It hurt more than he let on.
"Before the (Houston) game last year, coach said he'd let me get a couple of snaps to see how it was," Jackson recalled, "and then not playing at all…" Jackson's voice trails off before continuing. "After the game, it was eating me alive," he said. "I was tired of being hurt and being on the sideline watching my teammates play. No one saw me crying. I started crying coming out of the locker room after the game and when I got on the bus I put my head down and put my headphones on."
After starting 14 games as a sophomore, Jackson would start but two contests the following season after pulling a hamstring against Stanford. Consistent leg injuries limited his action to five games during his junior campaign.
Those who know Jackson understand he has been strengthened by his Christian faith during his seasons of bitter disappointment. His Bible is always in his back pocket, he said, and he attends a Bible study every Wednesday at his church.
"Without Him, I am lost," Jackson said, "so I've got to have Him directing me at all times and keeping my hopes and my faith alive."
Jackson never doubted God's presence during his personal trials, but rather sought to discover the bigger picture beyond the narrow scope of his physical limitations.
"I never questioned God," he said, "but I asked Him questions about what's really going on and about why I was going through all this. But it's slowly coming to me that He left me behind (for a fifth year) for this team this year. There's something special about this team. I think we're going to have a special year this year. Otherwise, I'd be gone."
The same can be said about Jackson, according to his head coach.
"I really think this is going to Lee's year," Mack Brown said, adding that he thought Jackson's best game of his career came last Saturday at North Carolina (8 tackles).
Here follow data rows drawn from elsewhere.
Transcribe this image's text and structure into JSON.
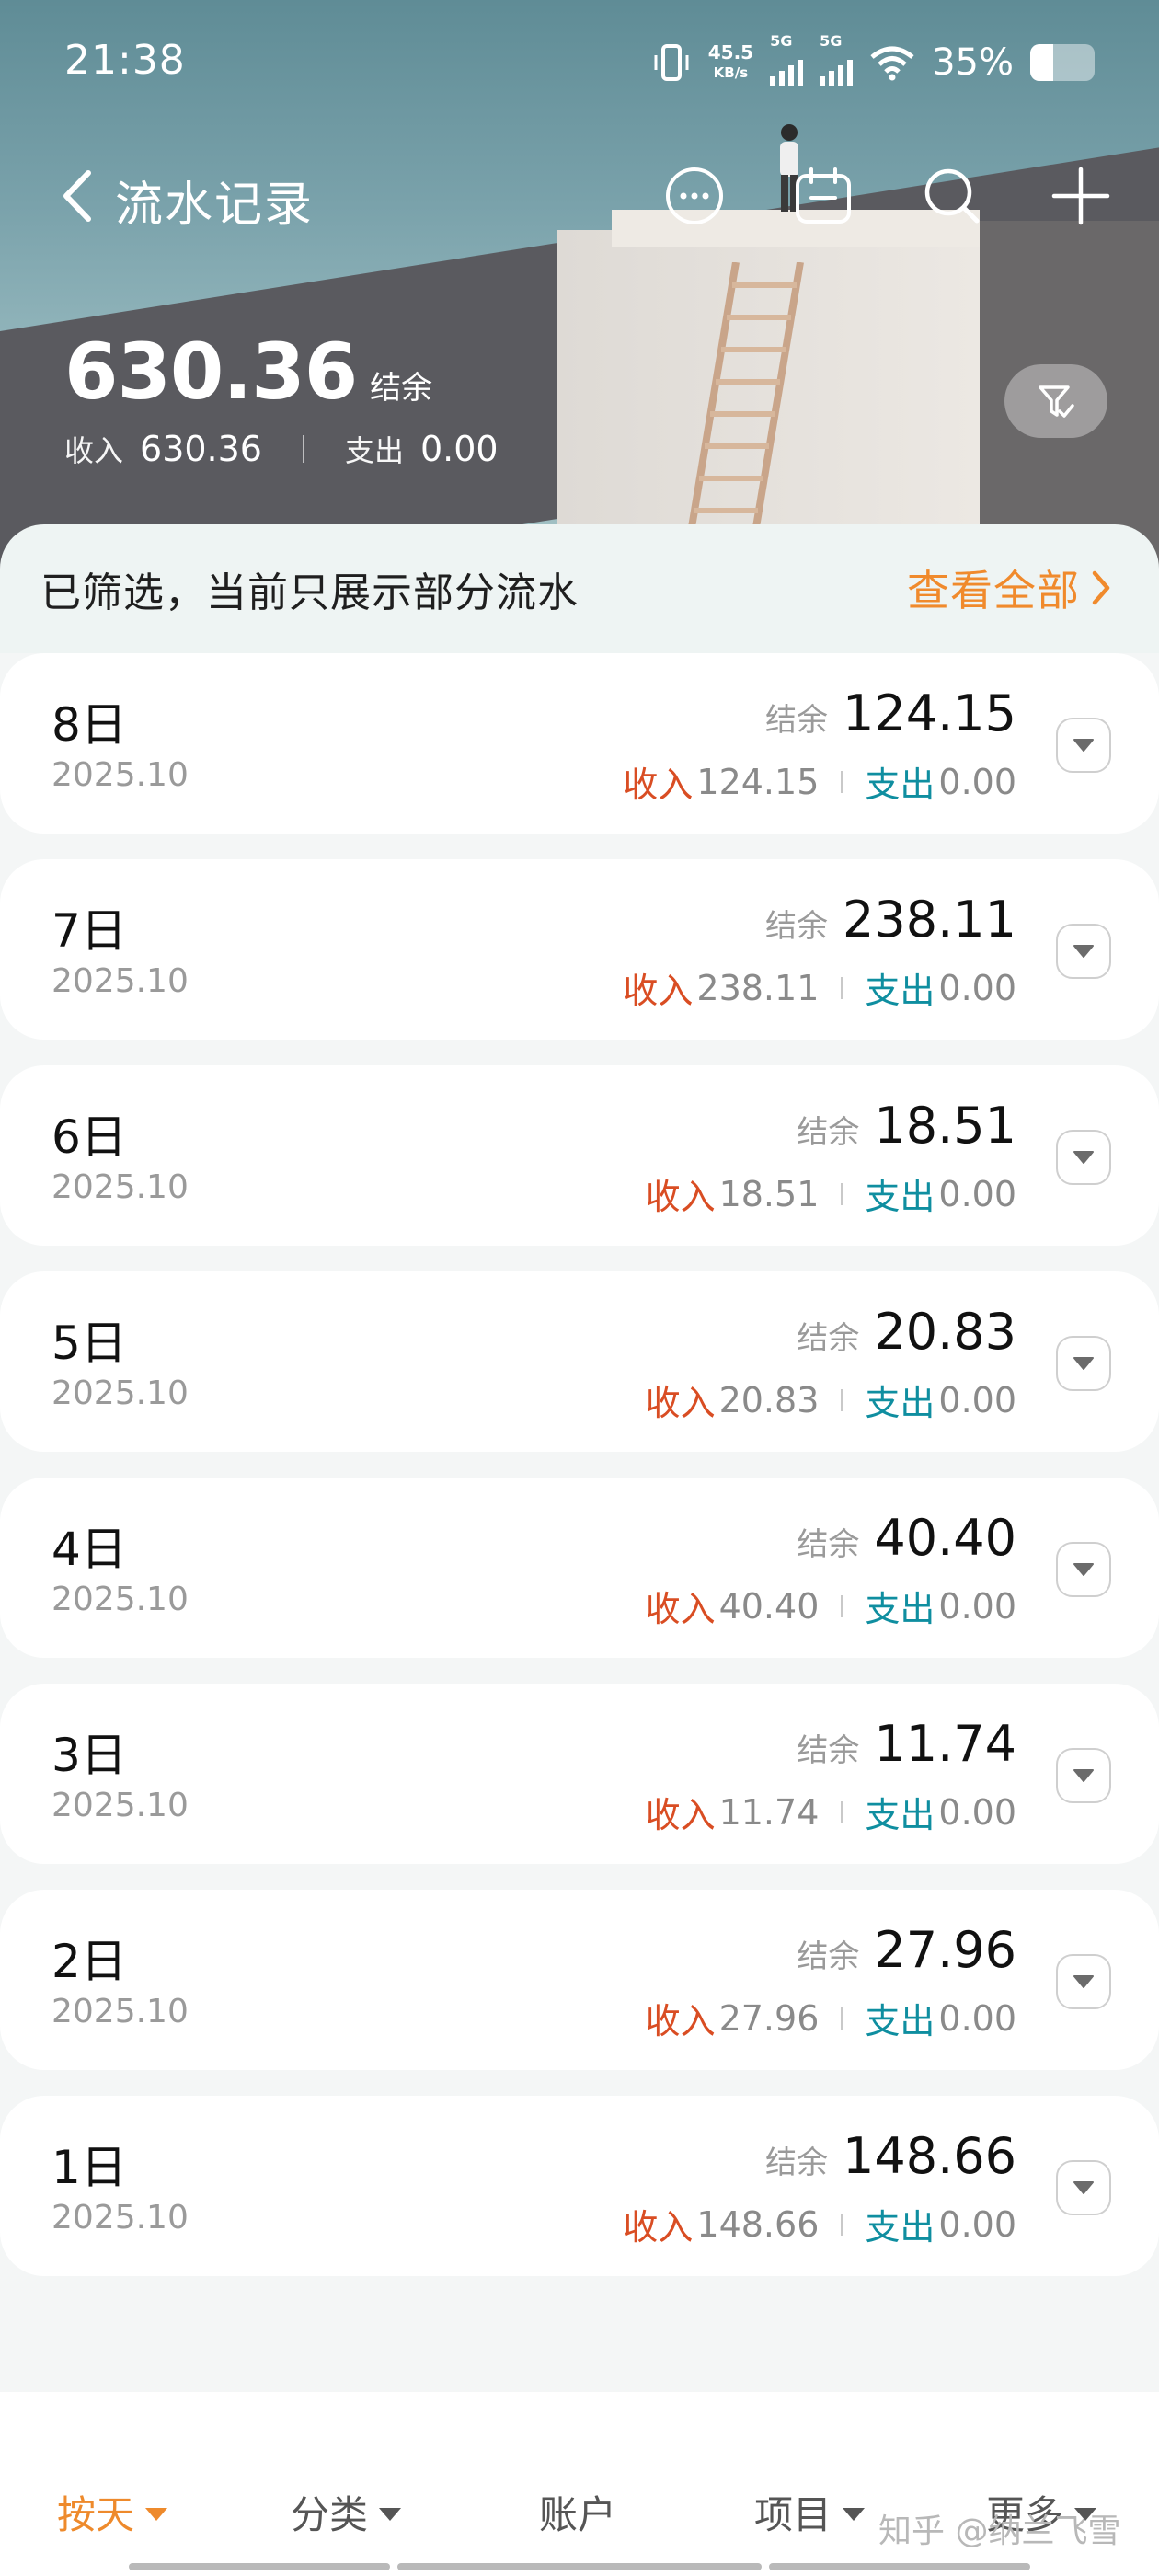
{
  "status_bar": {
    "time": "21:38",
    "net_speed_value": "45.5",
    "net_speed_unit": "KB/s",
    "signal1_label": "5G",
    "signal2_label": "5G",
    "battery_pct": "35%"
  },
  "nav": {
    "title": "流水记录",
    "icons": [
      "back-icon",
      "more-icon",
      "calendar-icon",
      "search-icon",
      "add-icon"
    ]
  },
  "summary": {
    "balance": "630.36",
    "balance_label": "结余",
    "income_label": "收入",
    "income": "630.36",
    "expense_label": "支出",
    "expense": "0.00"
  },
  "banner": {
    "text": "已筛选，当前只展示部分流水",
    "link": "查看全部"
  },
  "days": [
    {
      "day": "8日",
      "month": "2025.10",
      "balance_label": "结余",
      "balance": "124.15",
      "income_label": "收入",
      "income": "124.15",
      "expense_label": "支出",
      "expense": "0.00"
    },
    {
      "day": "7日",
      "month": "2025.10",
      "balance_label": "结余",
      "balance": "238.11",
      "income_label": "收入",
      "income": "238.11",
      "expense_label": "支出",
      "expense": "0.00"
    },
    {
      "day": "6日",
      "month": "2025.10",
      "balance_label": "结余",
      "balance": "18.51",
      "income_label": "收入",
      "income": "18.51",
      "expense_label": "支出",
      "expense": "0.00"
    },
    {
      "day": "5日",
      "month": "2025.10",
      "balance_label": "结余",
      "balance": "20.83",
      "income_label": "收入",
      "income": "20.83",
      "expense_label": "支出",
      "expense": "0.00"
    },
    {
      "day": "4日",
      "month": "2025.10",
      "balance_label": "结余",
      "balance": "40.40",
      "income_label": "收入",
      "income": "40.40",
      "expense_label": "支出",
      "expense": "0.00"
    },
    {
      "day": "3日",
      "month": "2025.10",
      "balance_label": "结余",
      "balance": "11.74",
      "income_label": "收入",
      "income": "11.74",
      "expense_label": "支出",
      "expense": "0.00"
    },
    {
      "day": "2日",
      "month": "2025.10",
      "balance_label": "结余",
      "balance": "27.96",
      "income_label": "收入",
      "income": "27.96",
      "expense_label": "支出",
      "expense": "0.00"
    },
    {
      "day": "1日",
      "month": "2025.10",
      "balance_label": "结余",
      "balance": "148.66",
      "income_label": "收入",
      "income": "148.66",
      "expense_label": "支出",
      "expense": "0.00"
    }
  ],
  "tabs": [
    {
      "label": "按天",
      "dropdown": true,
      "active": true
    },
    {
      "label": "分类",
      "dropdown": true,
      "active": false
    },
    {
      "label": "账户",
      "dropdown": false,
      "active": false
    },
    {
      "label": "项目",
      "dropdown": true,
      "active": false
    },
    {
      "label": "更多",
      "dropdown": true,
      "active": false
    }
  ],
  "watermark": "知乎 @纳兰飞雪",
  "colors": {
    "accent": "#f08a2c",
    "income": "#d94d23",
    "expense": "#0f8ea0"
  }
}
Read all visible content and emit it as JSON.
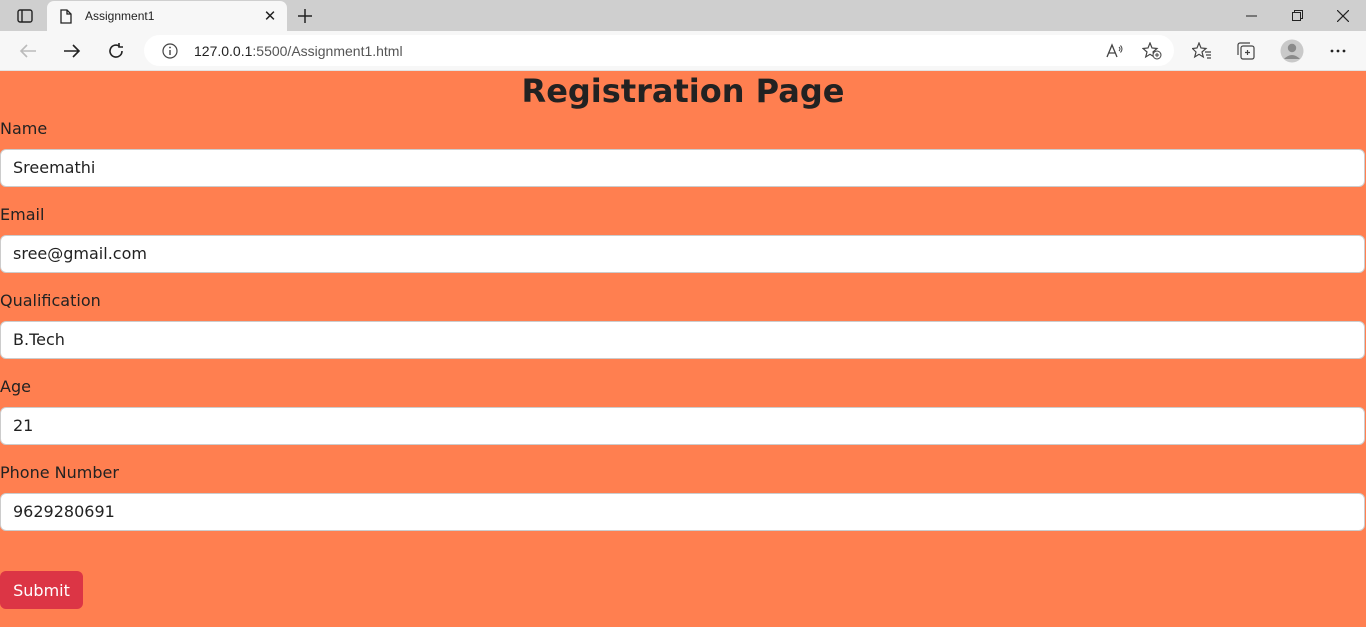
{
  "browser": {
    "tab_title": "Assignment1",
    "url_host": "127.0.0.1",
    "url_rest": ":5500/Assignment1.html"
  },
  "page": {
    "heading": "Registration Page",
    "fields": [
      {
        "label": "Name",
        "value": "Sreemathi"
      },
      {
        "label": "Email",
        "value": "sree@gmail.com"
      },
      {
        "label": "Qualification",
        "value": "B.Tech"
      },
      {
        "label": "Age",
        "value": "21"
      },
      {
        "label": "Phone Number",
        "value": "9629280691"
      }
    ],
    "submit_label": "Submit"
  },
  "colors": {
    "page_background": "#ff7f50",
    "submit_button": "#dc3545"
  }
}
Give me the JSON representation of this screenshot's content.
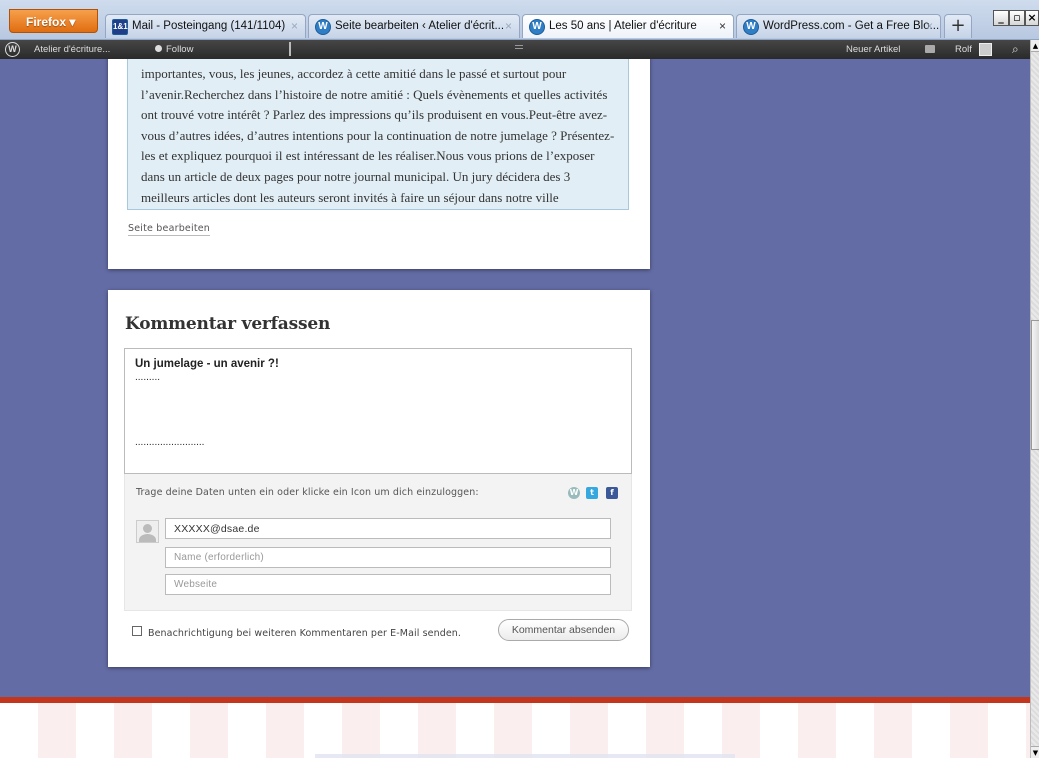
{
  "browser": {
    "menu_label": "Firefox",
    "tabs": [
      {
        "label": "Mail - Posteingang (141/1104)",
        "close": "×"
      },
      {
        "label": "Seite bearbeiten ‹ Atelier d'écrit...",
        "close": "×"
      },
      {
        "label": "Les 50 ans | Atelier d'écriture",
        "close": "×"
      },
      {
        "label": "WordPress.com - Get a Free Blo...",
        "close": "×"
      }
    ],
    "new_tab": "+",
    "window_controls": {
      "minimize": "_",
      "maximize": "▫",
      "close": "×"
    },
    "tab_icons": [
      "mail-icon",
      "wordpress-icon",
      "wordpress-icon",
      "wordpress-icon"
    ]
  },
  "adminbar": {
    "logo": "W",
    "site_name": "Atelier d'écriture...",
    "follow": "Follow",
    "new_post": "Neuer Artikel",
    "user": "Rolf",
    "search_icon": "search-icon"
  },
  "post": {
    "excerpt": "importantes, vous, les jeunes, accordez à cette amitié dans le passé et surtout pour l’avenir.Recherchez dans l’histoire de notre amitié : Quels évènements et quelles activités ont trouvé votre intérêt ? Parlez des impressions qu’ils produisent en vous.Peut-être avez-vous d’autres idées, d’autres intentions pour la continuation de notre jumelage ? Présentez-les et expliquez pourquoi il est intéressant de les réaliser.Nous vous prions de l’exposer dans un article de deux pages pour notre journal municipal. Un jury  décidera des 3 meilleurs articles dont les auteurs seront invités à faire un séjour dans notre ville comprenant également une excursion à Paris.............Maire de …",
    "edit_link": "Seite bearbeiten"
  },
  "comment_form": {
    "title": "Kommentar verfassen",
    "textarea": {
      "title_line": "Un jumelage - un avenir ?!",
      "dots_line_1": ".........",
      "dots_line_2": "........................."
    },
    "login_prompt": "Trage deine Daten unten ein oder klicke ein Icon um dich einzuloggen:",
    "email_value": "XXXXX@dsae.de",
    "name_placeholder": "Name (erforderlich)",
    "url_placeholder": "Webseite",
    "subscribe_label": "Benachrichtigung bei weiteren Kommentaren per E-Mail senden.",
    "submit_label": "Kommentar absenden"
  },
  "colors": {
    "page_background": "#646ca6",
    "quote_background": "#e2eef5",
    "footer_accent": "#c3351c",
    "adminbar": "#333333"
  }
}
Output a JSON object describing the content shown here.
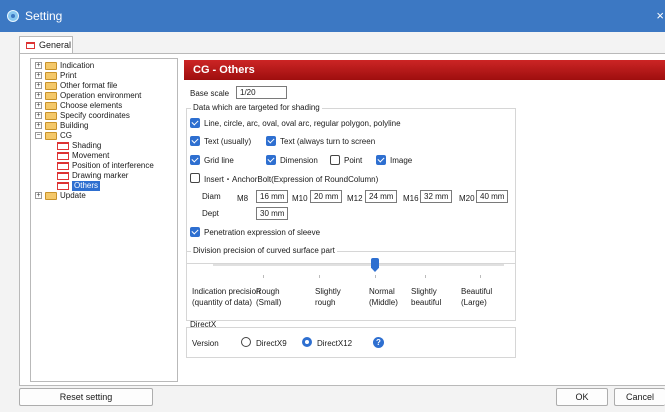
{
  "window": {
    "title": "Setting",
    "close_symbol": "×"
  },
  "tabs": [
    {
      "label": "General"
    }
  ],
  "tree": {
    "items": [
      {
        "label": "Indication",
        "expander": "+"
      },
      {
        "label": "Print",
        "expander": "+"
      },
      {
        "label": "Other format file",
        "expander": "+"
      },
      {
        "label": "Operation environment",
        "expander": "+"
      },
      {
        "label": "Choose elements",
        "expander": "+"
      },
      {
        "label": "Specify coordinates",
        "expander": "+"
      },
      {
        "label": "Building",
        "expander": "+"
      },
      {
        "label": "CG",
        "expander": "−"
      },
      {
        "label": "Shading"
      },
      {
        "label": "Movement"
      },
      {
        "label": "Position of interference"
      },
      {
        "label": "Drawing marker"
      },
      {
        "label": "Others",
        "selected": true
      },
      {
        "label": "Update",
        "expander": "+"
      }
    ]
  },
  "panel": {
    "header": "CG - Others",
    "base_scale": {
      "label": "Base scale",
      "value": "1/20"
    },
    "shading": {
      "title": "Data which are targeted for shading",
      "line_items": {
        "label": "Line, circle, arc, oval, oval arc, regular polygon, polyline",
        "checked": true
      },
      "text_usually": {
        "label": "Text (usually)",
        "checked": true
      },
      "text_screen": {
        "label": "Text (always turn to screen",
        "checked": true
      },
      "grid_line": {
        "label": "Grid line",
        "checked": true
      },
      "dimension": {
        "label": "Dimension",
        "checked": true
      },
      "point": {
        "label": "Point",
        "checked": false
      },
      "image": {
        "label": "Image",
        "checked": true
      },
      "insert_anchor": {
        "label": "Insert・AnchorBolt(Expression of RoundColumn)",
        "checked": false
      },
      "diam_label": "Diam",
      "dept_label": "Dept",
      "sizes": [
        {
          "label": "M8",
          "value": "16 mm"
        },
        {
          "label": "M10",
          "value": "20 mm"
        },
        {
          "label": "M12",
          "value": "24 mm"
        },
        {
          "label": "M16",
          "value": "32 mm"
        },
        {
          "label": "M20",
          "value": "40 mm"
        }
      ],
      "dept_value": "30 mm",
      "penetration": {
        "label": "Penetration expression of sleeve",
        "checked": true
      }
    },
    "division": {
      "title": "Division precision of curved surface part",
      "indication_label_1": "Indication precision",
      "indication_label_2": "(quantity of data)",
      "levels": [
        {
          "line1": "Rough",
          "line2": "(Small)"
        },
        {
          "line1": "Slightly",
          "line2": "rough"
        },
        {
          "line1": "Normal",
          "line2": "(Middle)"
        },
        {
          "line1": "Slightly",
          "line2": "beautiful"
        },
        {
          "line1": "Beautiful",
          "line2": "(Large)"
        }
      ],
      "selected_level": "Normal"
    },
    "directx": {
      "title": "DirectX",
      "version_label": "Version",
      "options": [
        {
          "label": "DirectX9",
          "checked": false
        },
        {
          "label": "DirectX12",
          "checked": true
        }
      ],
      "help_symbol": "?"
    }
  },
  "footer": {
    "reset_label": "Reset setting",
    "ok_label": "OK",
    "cancel_label": "Cancel"
  },
  "colors": {
    "titlebar": "#3c78c3",
    "header_red": "#b81818",
    "accent": "#2e6fd0"
  }
}
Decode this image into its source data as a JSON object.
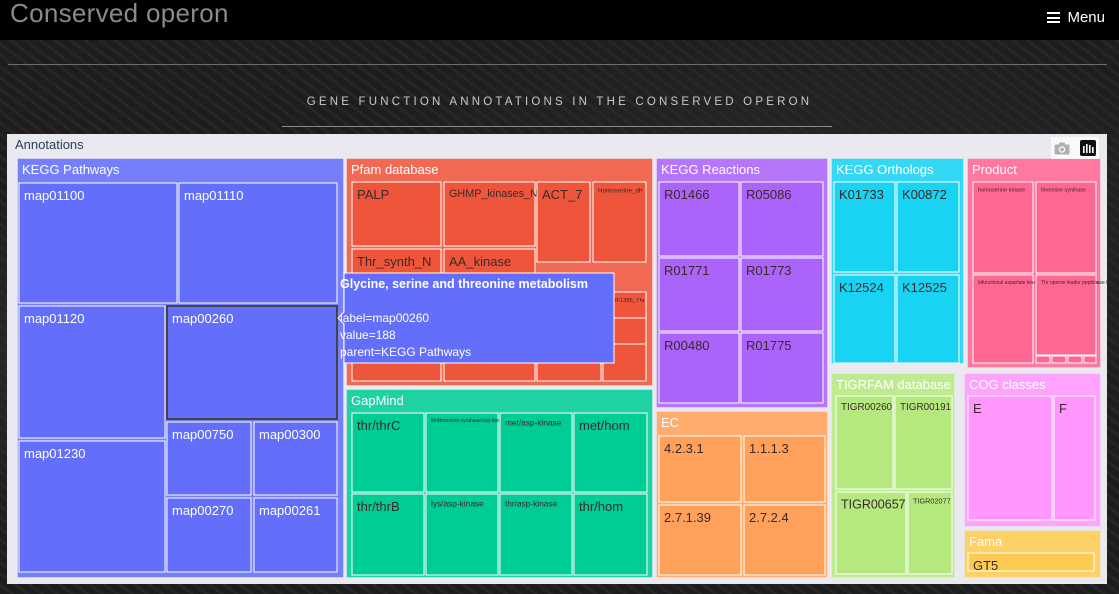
{
  "header": {
    "site_title": "Conserved operon",
    "menu_label": "Menu"
  },
  "section": {
    "subtitle": "GENE FUNCTION ANNOTATIONS IN THE CONSERVED OPERON"
  },
  "treemap": {
    "root_label": "Annotations",
    "icons": [
      "camera-icon",
      "plotly-logo-icon"
    ],
    "groups": [
      {
        "label": "KEGG Pathways",
        "color": "#636efa",
        "leaves": [
          "map01100",
          "map01110",
          "map01120",
          "map00260",
          "map01230",
          "map00750",
          "map00300",
          "map00270",
          "map00261"
        ]
      },
      {
        "label": "Pfam database",
        "color": "#ef553b",
        "leaves": [
          "PALP",
          "GHMP_kinases_N",
          "ACT_7",
          "Homoserine_dh",
          "Thr_synth_N",
          "AA_kinase",
          "",
          "",
          "",
          "",
          "NAD_binding_3",
          "",
          "",
          "",
          "DUF1385_Thr"
        ]
      },
      {
        "label": "KEGG Reactions",
        "color": "#ab63fa",
        "leaves": [
          "R01466",
          "R05086",
          "R01771",
          "R01773",
          "R00480",
          "R01775"
        ]
      },
      {
        "label": "KEGG Orthologs",
        "color": "#19d3f3",
        "leaves": [
          "K01733",
          "K00872",
          "K12524",
          "K12525"
        ]
      },
      {
        "label": "Product",
        "color": "#ff6692",
        "leaves": [
          "homoserine kinase",
          "threonine synthase",
          "bifunctional aspartate kinase/homoserine dehydrogenase I",
          "Thr operon leader peptide",
          "",
          "",
          "",
          ""
        ]
      },
      {
        "label": "GapMind",
        "color": "#00cc96",
        "leaves": [
          "thr/thrC",
          "thr/threonine-synthase/asp-kinase",
          "met/asp-kinase",
          "met/hom",
          "thr/thrB",
          "lys/asp-kinase",
          "thr/asp-kinase",
          "thr/hom"
        ]
      },
      {
        "label": "EC",
        "color": "#ffa15a",
        "leaves": [
          "4.2.3.1",
          "1.1.1.3",
          "2.7.1.39",
          "2.7.2.4"
        ]
      },
      {
        "label": "TIGRFAM database",
        "color": "#b6e880",
        "leaves": [
          "TIGR00260",
          "TIGR00191",
          "TIGR00657",
          "TIGR02077"
        ]
      },
      {
        "label": "COG classes",
        "color": "#ff97ff",
        "leaves": [
          "E",
          "F"
        ]
      },
      {
        "label": "Fama",
        "color": "#fecb52",
        "leaves": [
          "GT5"
        ]
      }
    ],
    "hover": {
      "title": "Glycine, serine and threonine metabolism",
      "label_line": "label=map00260",
      "value_line": "value=188",
      "parent_line": "parent=KEGG Pathways",
      "color": "#636efa"
    }
  }
}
Jackson's 17 tackles on the young season (6 solo) trails only fellow linebackers Reed Boyd (20) and Derrick Johnson (21). Jackson has also contributed a fumble recovery, one sack and four quarterback pressures during the first two games.